The DOJ wants to ensure that the compliance department is provided with adequate resources and funds to effectively mitigate risk, including whether the compliance department has sufficient autonomy and power, whether compliance personnel have appropriate experience and qualifications, and the compliance department’s ‘stature’ in the company.
As the backbone of any compliance program, the DOJ will review aspects of a company’s policies and procedures, including their design and accessibility and how well they are integrated in the overall operations.
The DOJ expects companies to have a rational and appropriate methodology for identifying, analyzing, and addressing their individualized risk profiles.
To ensure that a compliance program is not simply a ‘paper program’, the DOJ will review whether employees receive training commensurate with the risk associated with their responsibilities and in the appropriate language and form, and what resources are available in addition to specific trainings.
The DOJ may ask about a company’s procedure for receiving, handling, and managing whistleblower reports, including how it collects and analyzes confidentially reported information to properly scope an investigation.
The DOJ may question a company about how it incentivizes compliance and disciplines employees for misconduct, including whether managers were held accountable for misconduct that occurred under their supervision. Further, the DOJ may look into whether these disciplinary actions were applied consistently and across all groups.

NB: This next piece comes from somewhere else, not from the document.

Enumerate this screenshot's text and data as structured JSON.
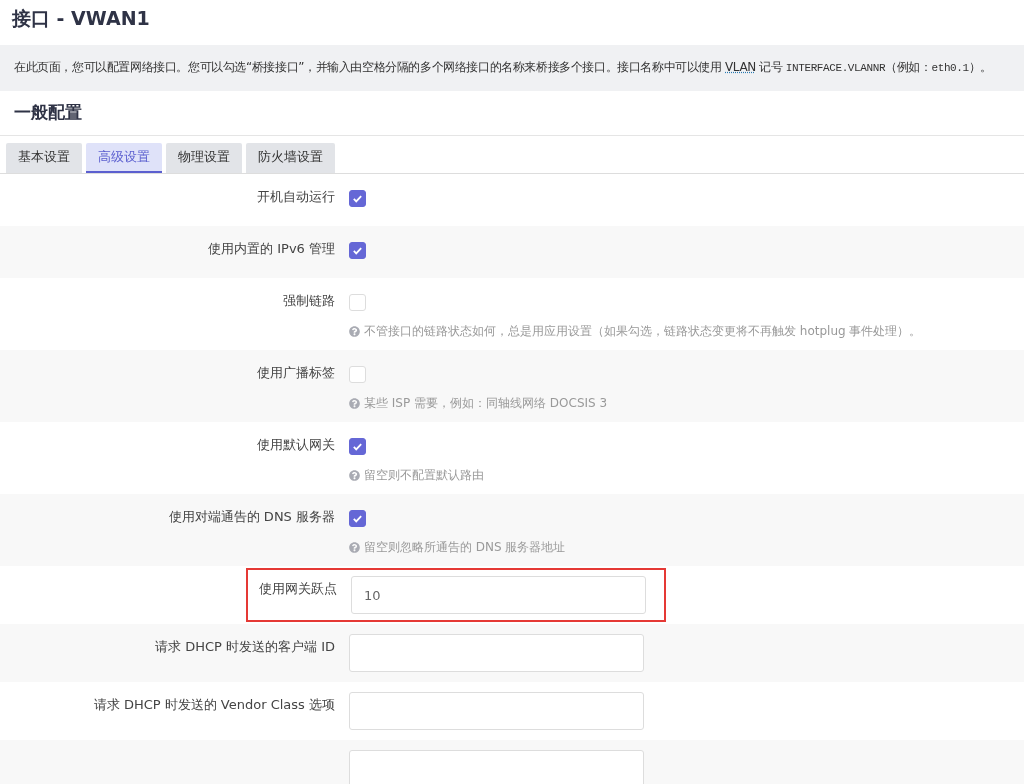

A company should be ready to discuss how it reviews and assesses the compliance program on an ongoing basis, including what, if any, internal audits were conducted, how those were reported to management, and what is the company’s process to continually monitor the compliance program.

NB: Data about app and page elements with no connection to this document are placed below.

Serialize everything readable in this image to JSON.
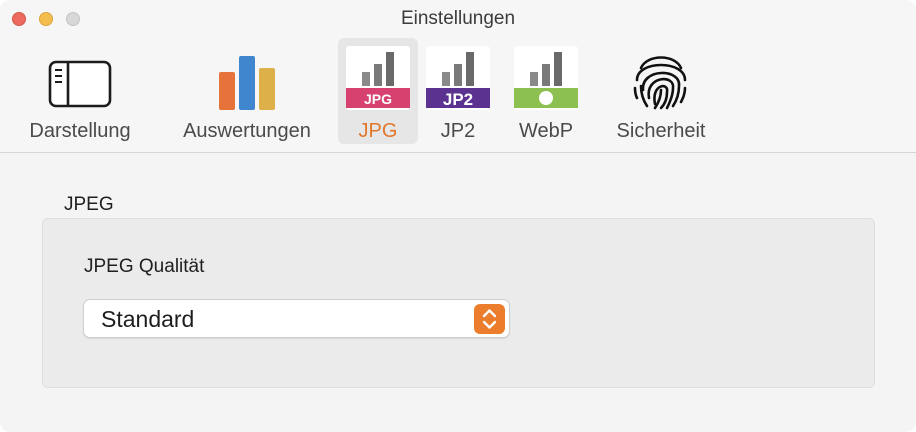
{
  "window": {
    "title": "Einstellungen"
  },
  "toolbar": {
    "tabs": [
      {
        "label": "Darstellung",
        "icon": "sidebar-layout-icon",
        "selected": false
      },
      {
        "label": "Auswertungen",
        "icon": "bar-chart-icon",
        "selected": false
      },
      {
        "label": "JPG",
        "icon": "jpg-format-icon",
        "badge": "JPG",
        "selected": true
      },
      {
        "label": "JP2",
        "icon": "jp2-format-icon",
        "badge": "JP2",
        "selected": false
      },
      {
        "label": "WebP",
        "icon": "webp-format-icon",
        "selected": false
      },
      {
        "label": "Sicherheit",
        "icon": "fingerprint-icon",
        "selected": false
      }
    ]
  },
  "content": {
    "section_title": "JPEG",
    "quality_label": "JPEG Qualität",
    "quality_select": {
      "value": "Standard"
    }
  },
  "colors": {
    "accent": "#e0772d",
    "jpg_badge": "#d6416f",
    "jp2_badge": "#5b3290",
    "webp_badge": "#8cc152"
  }
}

Because the DOJ views third party relationships as being high risk, it will likely request information about how a company manages third-party relationships from a corruption standpoint. This includes what controls are present and how the relationship is managed on an ongoing basis.
Companies can often inherit corruption issues through mergers and acquisitions. When relevant, the DOJ may request information about the due diligence process and integration and implementation following the transaction.
As the global aviation industry looks towards post-pandemic recovery and less turbulent skies, it is the topic of decarbonisation that is increasingly top of everyone’s agenda. There have been a number of eye-catching announcements around the world in recent weeks, from United Airlines announcing its intention to purchase 100 electric aircraft, an increased focus on the use of sustainable aviation fuel (SAF) from several airlines, and Korean Air utilising the green bond markets.
© Norton Rose Fulbright LLP 2021